Many Americans who need to see a family physician or specialist may have to wait weeks or even months for an appointment, a new survey suggests.

People living in and around Boston need to have the most patience, according to the survey, which attempted to gauge average wait times for doctor appointments in 15 U.S. metropolitan areas.

Boston residents, the survey suggests, need to wait an average of 70 days for a routine check-up with an obstetrician/gynecologist; 63 days to see a family physician for a standard physical; 40 days to see an orthopedic surgeon to assess a knee injury; and 3 weeks for a check-up with a cardiologist.
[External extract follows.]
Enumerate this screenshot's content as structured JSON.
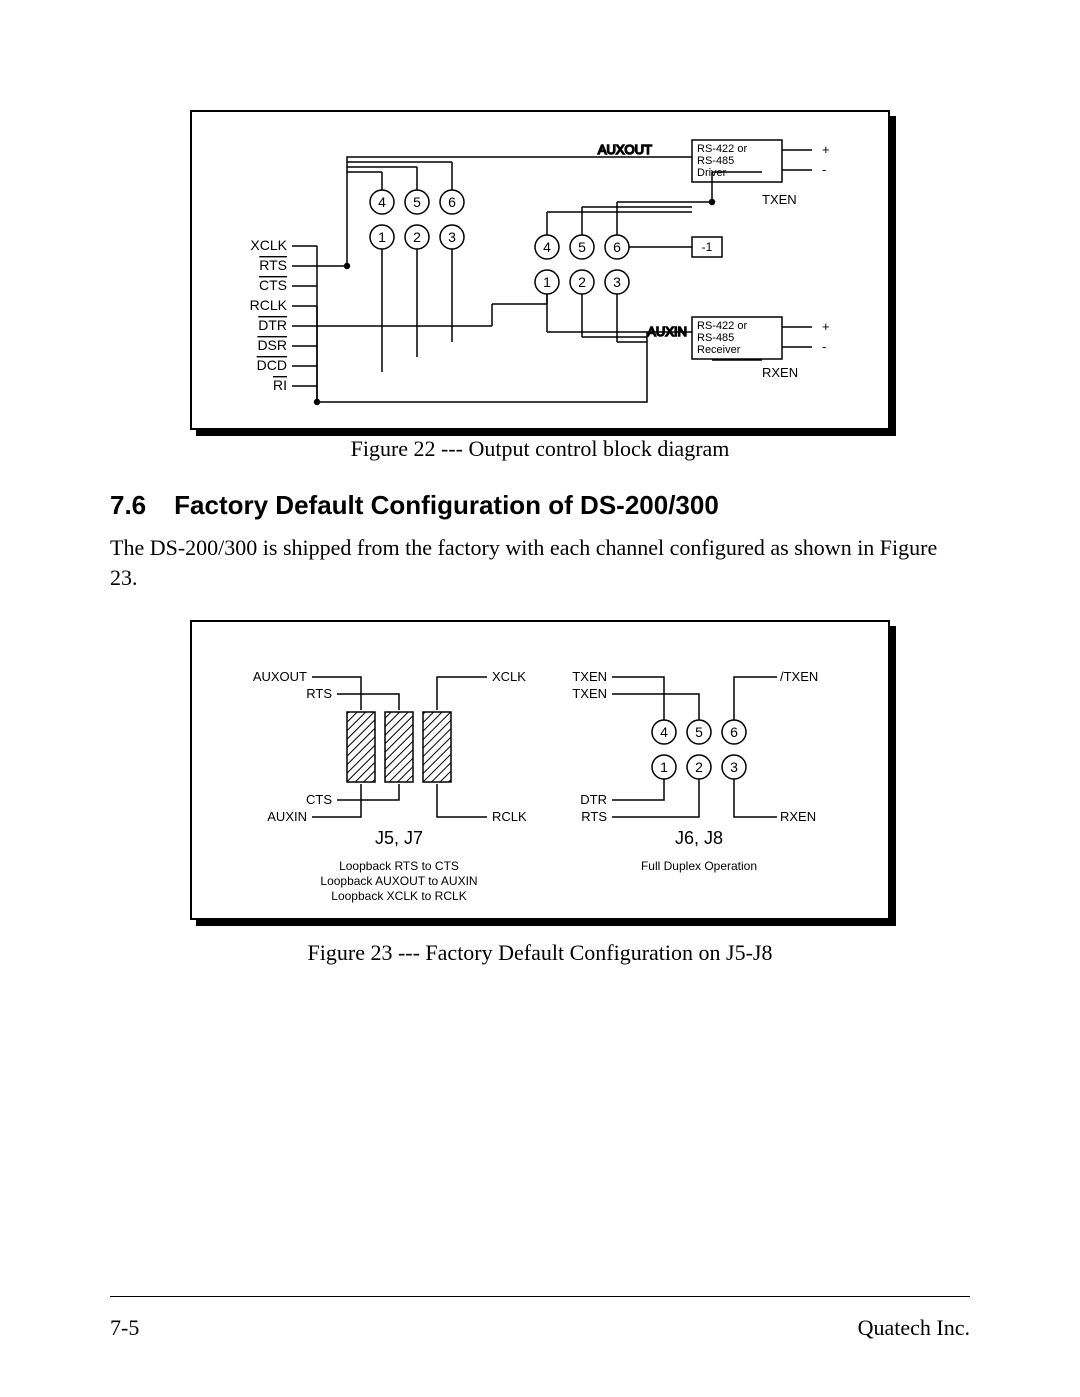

Atlanta typically had the shortest wait times — 9 days to see a family physician, for example, and 5 days to see a cardiologist.

The survey was conducted by Merritt Hawkins and Associates, a physician search and consulting firm that is part of AMN Healthcare, a healthcare staffing organization.

Researchers arrived at their findings by attempting to make routine doctor appointments in 15 major metropolitan areas. For each city, they called a minimum of 10 practices in each of five medical fields:

family practice, cardiology, dermatology, ob/gyn and orthopedic surgery.

In cardiology, the survey found, the average wait time exceeded 2 weeks in five metropolitan areas: Minneapolis (47 days), Miami (29 days), San Diego (22 days), Boston (21 days) and Washington, DC (18 days).

In family practice, wait times were 2 weeks or longer in eight

cities: Boston (63 days), Los Angeles (59 days), Washington (30 days), New York and San Diego (24 days), Houston (17 days) and Denver and Detroit, each at 14 days.

Boston was consistently at or near the top in average wait time for each specialty, while other cities tended to vary depending on the field.

This may be related to the fact that Massachusetts now mandates health insurance coverage for residents — a move that, along with increasing the rolls of the insured, has boosted demand for doctor appointments.

Even though Massachusetts has more doctors per capita than any other state, patients are still having difficulty getting an appointment, Merritt Hawkins president Mark Smith said in a new release from the firm.

If national healthcare reform leads to a similar expansion of insurance coverage nationwide, Smith said, long wait times could become an even greater problem.

Along with geographical differences in wait times, the survey also found wide variation in doctors' acceptance of Medicaid, the government health insurance program for the poor.

Minneapolis had the highest rate of Medicaid acceptance, at 82 percent, while Dallas came in last, at 39 percent.

"Merely having medical coverage does not always ensure access to a physician," Smith said. "Many doctors simply can no longer afford to see Medicaid patients."